My (would-be) brother-in-law just ran the London Marathon. Touching his medal, was like eating one of Proust’s Madeleine. Nine years ago, I ran one of the toughest marathons in Europe. Before training for it, I had no experience running. In fact, I disliked jogging. What made me take the leap and why was the whole process effortless?
My partner came back from a fundraising workshop and told me about an eighty-year-old man she’d met who had ran dozens of marathons and raised unbelievable amounts of money for charity. He claimed that it was one of the most effective ways to raise funds. We needed money for an eco-classroom building project for our school, so I thought I would give it a go. I searched the internet for “the toughest marathon in Europe” and found the Snowdonia Marathon in the Welsh mountains. Without hesitation, I booked a place, made a poster and publicly announced that I would take on the challenge to run it from beginning to end.
Next, I went to the library and got a beginiers guide to marathon running book. I copied the training regime onto a spreadsheet and followed it religiously for the next five months. I had two imperatives: not let everybody down and be kind to my body. A heart-rate monitor set my pace and ensured that I did not push myself too hard, and the long list of supporters kept me motivated. After a month and half of training, and despite the tremendous amount of progress I still needed to make, I felt confident that I would make it. The training regime was excellent; it started small and slow and gradually increased in such a way that I was never tired out after running.
My partner and two sons traveled with me to Snowdonia, and I will always remember waving them goodbye at the start line of the marathon. I had never run more than twenty miles during my training, and if I wanted to raise the money that I had been promised, I would have to run the full twenty-six miles to the finish line.
Strangely and almost miraculously, the whole training and the marathon itself was one the most effortless endeavours that I ever accomplished. If I look back, what made all the difference was that I had made a strong commitment to others and that I was listening to my heart the whole time.
It could have been a hint of an odor made by the sweat on the medal, I am not sure, but for a moment I was thrown back down the memory lanes of my Snowdonia experience.
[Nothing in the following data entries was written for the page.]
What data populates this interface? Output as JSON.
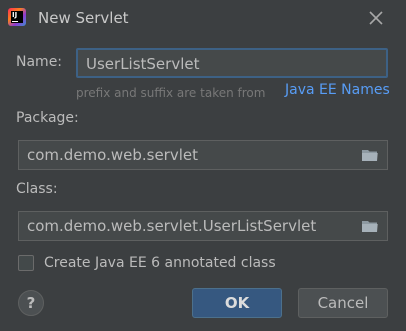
{
  "window": {
    "title": "New Servlet",
    "app_icon_text": "IJ"
  },
  "form": {
    "name_label": "Name:",
    "name_value": "UserListServlet",
    "name_hint": "prefix and suffix are taken from",
    "name_hint_link": "Java EE Names",
    "package_label": "Package:",
    "package_value": "com.demo.web.servlet",
    "class_label": "Class:",
    "class_value": "com.demo.web.servlet.UserListServlet",
    "annotated_checkbox_label": "Create Java EE 6 annotated class",
    "annotated_checked": false
  },
  "buttons": {
    "help": "?",
    "ok": "OK",
    "cancel": "Cancel"
  },
  "colors": {
    "background": "#3c3f41",
    "field_background": "#45494a",
    "focus_border": "#3d6185",
    "link": "#589df6",
    "ok_button": "#365880"
  }
}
This blog is part of a renewed 42-day writing challenge inspired by Leo Babauta’s Zen Habits Book.
Photo credit: Leo Samarco